### Your assignment
State how many lines in the listing below contain the word "here", with no other words.

### Input data
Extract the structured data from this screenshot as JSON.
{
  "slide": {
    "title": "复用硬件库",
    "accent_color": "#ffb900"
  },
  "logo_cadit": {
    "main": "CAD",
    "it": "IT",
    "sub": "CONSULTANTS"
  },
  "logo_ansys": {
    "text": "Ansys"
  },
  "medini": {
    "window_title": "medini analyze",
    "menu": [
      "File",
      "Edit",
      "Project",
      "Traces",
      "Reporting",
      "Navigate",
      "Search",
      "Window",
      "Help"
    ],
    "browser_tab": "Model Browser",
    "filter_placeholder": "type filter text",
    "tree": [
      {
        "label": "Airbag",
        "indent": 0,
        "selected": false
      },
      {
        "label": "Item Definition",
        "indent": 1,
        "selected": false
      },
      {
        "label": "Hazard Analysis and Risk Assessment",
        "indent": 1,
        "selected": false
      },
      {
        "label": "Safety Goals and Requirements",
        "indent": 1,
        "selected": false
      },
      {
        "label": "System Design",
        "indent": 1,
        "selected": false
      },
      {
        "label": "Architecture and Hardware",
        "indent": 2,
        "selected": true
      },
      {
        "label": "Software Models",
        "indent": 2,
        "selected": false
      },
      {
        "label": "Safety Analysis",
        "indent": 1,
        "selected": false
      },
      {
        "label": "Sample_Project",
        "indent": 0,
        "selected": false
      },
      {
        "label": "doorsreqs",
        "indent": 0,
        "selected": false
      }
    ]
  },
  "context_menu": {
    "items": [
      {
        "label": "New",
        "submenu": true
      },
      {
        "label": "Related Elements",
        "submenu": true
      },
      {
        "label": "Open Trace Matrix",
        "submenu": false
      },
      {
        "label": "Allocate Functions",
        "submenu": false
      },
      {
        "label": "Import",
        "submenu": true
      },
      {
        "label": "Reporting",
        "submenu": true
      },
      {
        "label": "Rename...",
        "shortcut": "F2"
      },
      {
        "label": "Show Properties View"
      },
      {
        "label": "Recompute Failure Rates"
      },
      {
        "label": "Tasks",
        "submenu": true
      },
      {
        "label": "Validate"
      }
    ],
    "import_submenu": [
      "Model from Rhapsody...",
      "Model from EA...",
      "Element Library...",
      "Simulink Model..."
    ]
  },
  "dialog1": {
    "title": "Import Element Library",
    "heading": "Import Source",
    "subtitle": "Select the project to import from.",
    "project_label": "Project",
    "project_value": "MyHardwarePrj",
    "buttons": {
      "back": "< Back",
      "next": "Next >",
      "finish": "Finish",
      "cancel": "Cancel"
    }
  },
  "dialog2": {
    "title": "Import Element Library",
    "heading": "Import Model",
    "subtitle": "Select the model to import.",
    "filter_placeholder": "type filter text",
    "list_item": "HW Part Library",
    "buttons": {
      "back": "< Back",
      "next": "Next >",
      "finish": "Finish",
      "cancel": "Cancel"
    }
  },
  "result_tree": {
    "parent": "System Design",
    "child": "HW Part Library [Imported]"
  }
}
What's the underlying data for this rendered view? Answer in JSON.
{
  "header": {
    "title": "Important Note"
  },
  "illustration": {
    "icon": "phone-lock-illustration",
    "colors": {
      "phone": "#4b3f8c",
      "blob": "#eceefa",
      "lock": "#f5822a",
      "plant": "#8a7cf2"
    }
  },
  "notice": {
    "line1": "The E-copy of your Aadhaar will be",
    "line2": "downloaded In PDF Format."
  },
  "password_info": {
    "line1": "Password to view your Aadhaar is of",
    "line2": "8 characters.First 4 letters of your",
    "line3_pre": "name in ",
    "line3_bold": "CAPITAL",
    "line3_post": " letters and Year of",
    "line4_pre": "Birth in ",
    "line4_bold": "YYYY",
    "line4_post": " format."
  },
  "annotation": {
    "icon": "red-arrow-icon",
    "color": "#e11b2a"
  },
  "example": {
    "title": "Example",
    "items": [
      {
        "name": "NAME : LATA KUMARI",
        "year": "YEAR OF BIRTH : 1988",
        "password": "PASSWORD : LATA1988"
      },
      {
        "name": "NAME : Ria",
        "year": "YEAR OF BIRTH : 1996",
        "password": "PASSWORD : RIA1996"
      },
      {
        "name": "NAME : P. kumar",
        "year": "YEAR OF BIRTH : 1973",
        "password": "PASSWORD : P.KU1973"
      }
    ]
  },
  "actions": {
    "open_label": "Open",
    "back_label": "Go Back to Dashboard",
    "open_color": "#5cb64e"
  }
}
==
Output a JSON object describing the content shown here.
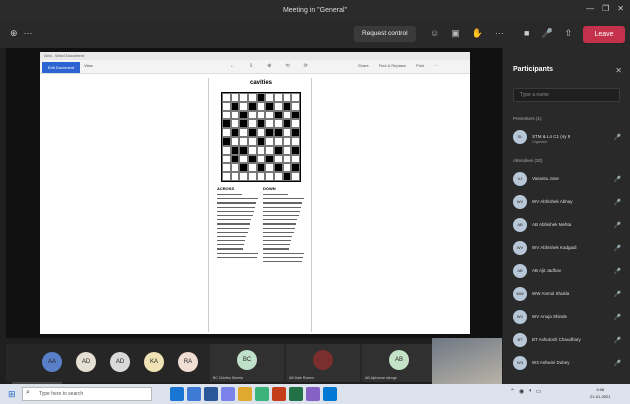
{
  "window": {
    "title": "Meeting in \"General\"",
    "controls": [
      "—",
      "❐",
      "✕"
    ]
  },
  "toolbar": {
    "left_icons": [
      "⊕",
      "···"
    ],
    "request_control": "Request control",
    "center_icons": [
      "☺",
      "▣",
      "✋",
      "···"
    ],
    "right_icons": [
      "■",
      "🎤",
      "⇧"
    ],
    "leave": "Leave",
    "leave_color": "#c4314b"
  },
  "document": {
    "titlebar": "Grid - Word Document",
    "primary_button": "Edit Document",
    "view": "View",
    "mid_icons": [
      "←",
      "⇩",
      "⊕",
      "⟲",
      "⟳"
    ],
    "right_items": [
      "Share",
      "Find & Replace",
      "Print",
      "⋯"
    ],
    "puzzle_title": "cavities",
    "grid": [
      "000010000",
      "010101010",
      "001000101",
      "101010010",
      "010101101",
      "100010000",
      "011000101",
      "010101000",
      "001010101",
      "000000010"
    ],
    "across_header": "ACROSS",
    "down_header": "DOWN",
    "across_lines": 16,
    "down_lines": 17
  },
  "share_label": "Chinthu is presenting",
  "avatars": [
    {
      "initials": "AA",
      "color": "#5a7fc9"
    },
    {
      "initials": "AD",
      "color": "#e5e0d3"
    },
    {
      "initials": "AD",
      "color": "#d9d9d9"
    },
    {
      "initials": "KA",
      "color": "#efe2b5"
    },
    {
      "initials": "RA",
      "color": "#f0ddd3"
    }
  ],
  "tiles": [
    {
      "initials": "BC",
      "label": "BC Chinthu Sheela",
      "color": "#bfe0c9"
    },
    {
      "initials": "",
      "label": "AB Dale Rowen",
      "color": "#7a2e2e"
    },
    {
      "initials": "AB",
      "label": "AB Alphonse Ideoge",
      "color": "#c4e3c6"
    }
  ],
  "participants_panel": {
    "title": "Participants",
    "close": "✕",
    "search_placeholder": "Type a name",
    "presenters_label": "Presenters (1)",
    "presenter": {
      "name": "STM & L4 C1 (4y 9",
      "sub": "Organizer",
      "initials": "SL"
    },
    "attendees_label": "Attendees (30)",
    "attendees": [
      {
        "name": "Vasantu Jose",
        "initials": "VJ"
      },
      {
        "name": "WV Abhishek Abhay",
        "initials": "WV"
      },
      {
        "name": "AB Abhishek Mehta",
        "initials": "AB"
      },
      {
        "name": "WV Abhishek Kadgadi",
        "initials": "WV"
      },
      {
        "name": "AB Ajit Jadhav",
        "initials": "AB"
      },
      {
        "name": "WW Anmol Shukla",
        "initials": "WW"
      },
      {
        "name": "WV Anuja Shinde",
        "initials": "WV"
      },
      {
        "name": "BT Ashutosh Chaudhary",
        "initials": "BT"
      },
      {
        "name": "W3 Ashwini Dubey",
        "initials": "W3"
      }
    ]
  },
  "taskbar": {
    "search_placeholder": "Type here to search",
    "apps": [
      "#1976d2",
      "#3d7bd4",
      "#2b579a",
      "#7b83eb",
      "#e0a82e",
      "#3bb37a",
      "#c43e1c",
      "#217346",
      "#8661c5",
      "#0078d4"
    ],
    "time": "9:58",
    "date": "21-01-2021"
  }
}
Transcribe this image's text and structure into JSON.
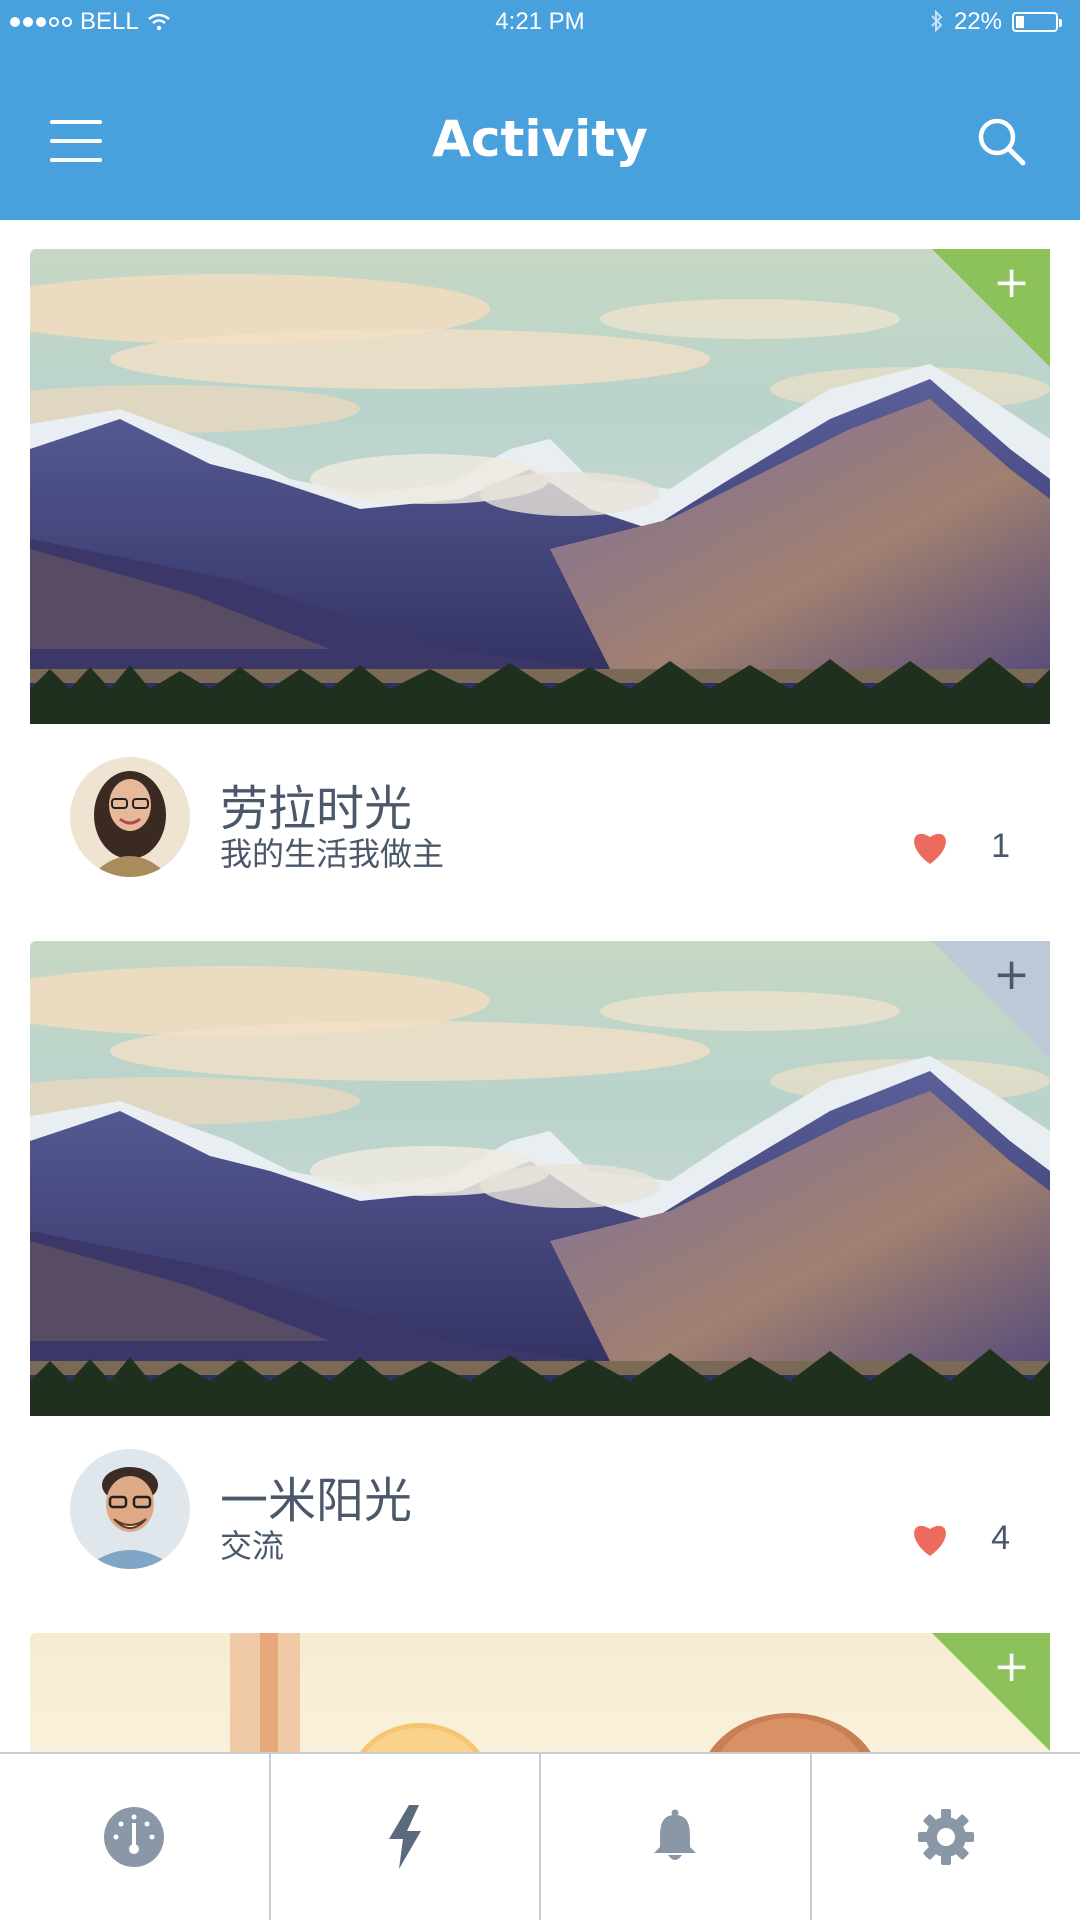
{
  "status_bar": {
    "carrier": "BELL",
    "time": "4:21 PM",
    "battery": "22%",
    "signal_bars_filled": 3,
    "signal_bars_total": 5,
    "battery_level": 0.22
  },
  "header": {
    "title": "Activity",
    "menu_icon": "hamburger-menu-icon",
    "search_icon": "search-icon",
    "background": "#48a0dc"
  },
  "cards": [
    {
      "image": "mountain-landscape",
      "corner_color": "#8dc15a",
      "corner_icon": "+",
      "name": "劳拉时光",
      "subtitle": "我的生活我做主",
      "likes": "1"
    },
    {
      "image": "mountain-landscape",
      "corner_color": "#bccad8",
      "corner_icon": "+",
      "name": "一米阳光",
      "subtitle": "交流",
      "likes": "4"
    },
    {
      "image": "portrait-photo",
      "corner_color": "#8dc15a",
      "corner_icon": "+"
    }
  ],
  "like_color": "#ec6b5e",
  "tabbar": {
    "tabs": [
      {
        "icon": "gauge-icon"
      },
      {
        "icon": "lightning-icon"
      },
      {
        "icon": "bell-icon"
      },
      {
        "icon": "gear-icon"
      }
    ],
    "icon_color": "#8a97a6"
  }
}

### Written response
2